*TASK PROMPT*.
Give back the whole listing exactly as written, leaving out each picture.

*SUPPLIED DATA*.
=====
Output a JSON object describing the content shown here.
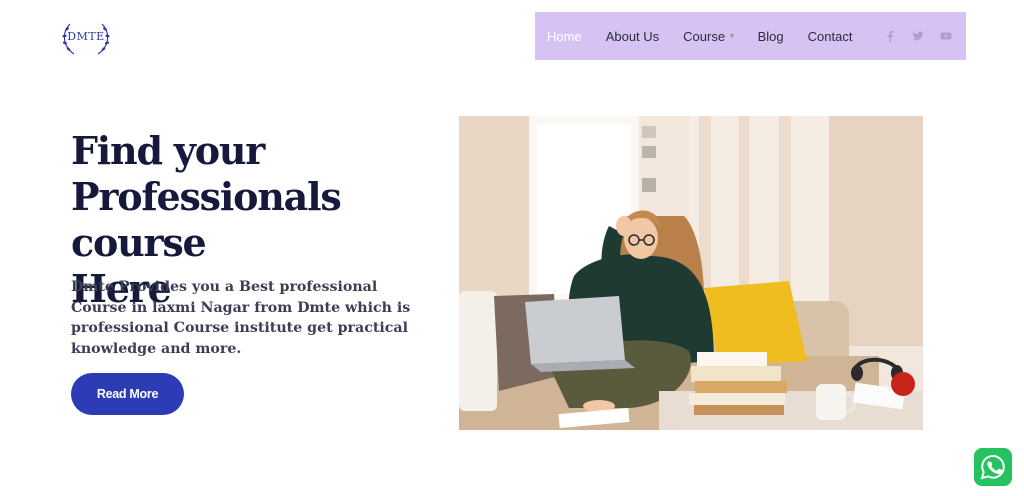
{
  "logo": {
    "text": "DMTE"
  },
  "nav": {
    "items": [
      {
        "label": "Home",
        "active": true
      },
      {
        "label": "About Us",
        "active": false
      },
      {
        "label": "Course",
        "active": false,
        "has_dropdown": true
      },
      {
        "label": "Blog",
        "active": false
      },
      {
        "label": "Contact",
        "active": false
      }
    ],
    "socials": [
      "facebook-icon",
      "twitter-icon",
      "youtube-icon"
    ],
    "background": "#d7c3f3"
  },
  "hero": {
    "title_line1": "Find your",
    "title_line2": "Professionals course",
    "title_line3": "Here",
    "description": "Dmte Provides you a Best professional Course in laxmi Nagar from Dmte which is professional Course institute get practical knowledge and more.",
    "button_label": "Read More",
    "button_color": "#2b3cb4"
  },
  "floating": {
    "whatsapp_icon": "whatsapp-icon",
    "color": "#25c260"
  }
}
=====
*SOLVED PROBLEM*.
Output a JSON object describing the content shown here.
{
  "logo": {
    "text": "DMTE"
  },
  "nav": {
    "items": [
      {
        "label": "Home",
        "active": true
      },
      {
        "label": "About Us",
        "active": false
      },
      {
        "label": "Course",
        "active": false,
        "has_dropdown": true
      },
      {
        "label": "Blog",
        "active": false
      },
      {
        "label": "Contact",
        "active": false
      }
    ],
    "socials": [
      "facebook-icon",
      "twitter-icon",
      "youtube-icon"
    ],
    "background": "#d7c3f3"
  },
  "hero": {
    "title_line1": "Find your",
    "title_line2": "Professionals course",
    "title_line3": "Here",
    "description": "Dmte Provides you a Best professional Course in laxmi Nagar from Dmte which is professional Course institute get practical knowledge and more.",
    "button_label": "Read More",
    "button_color": "#2b3cb4"
  },
  "floating": {
    "whatsapp_icon": "whatsapp-icon",
    "color": "#25c260"
  }
}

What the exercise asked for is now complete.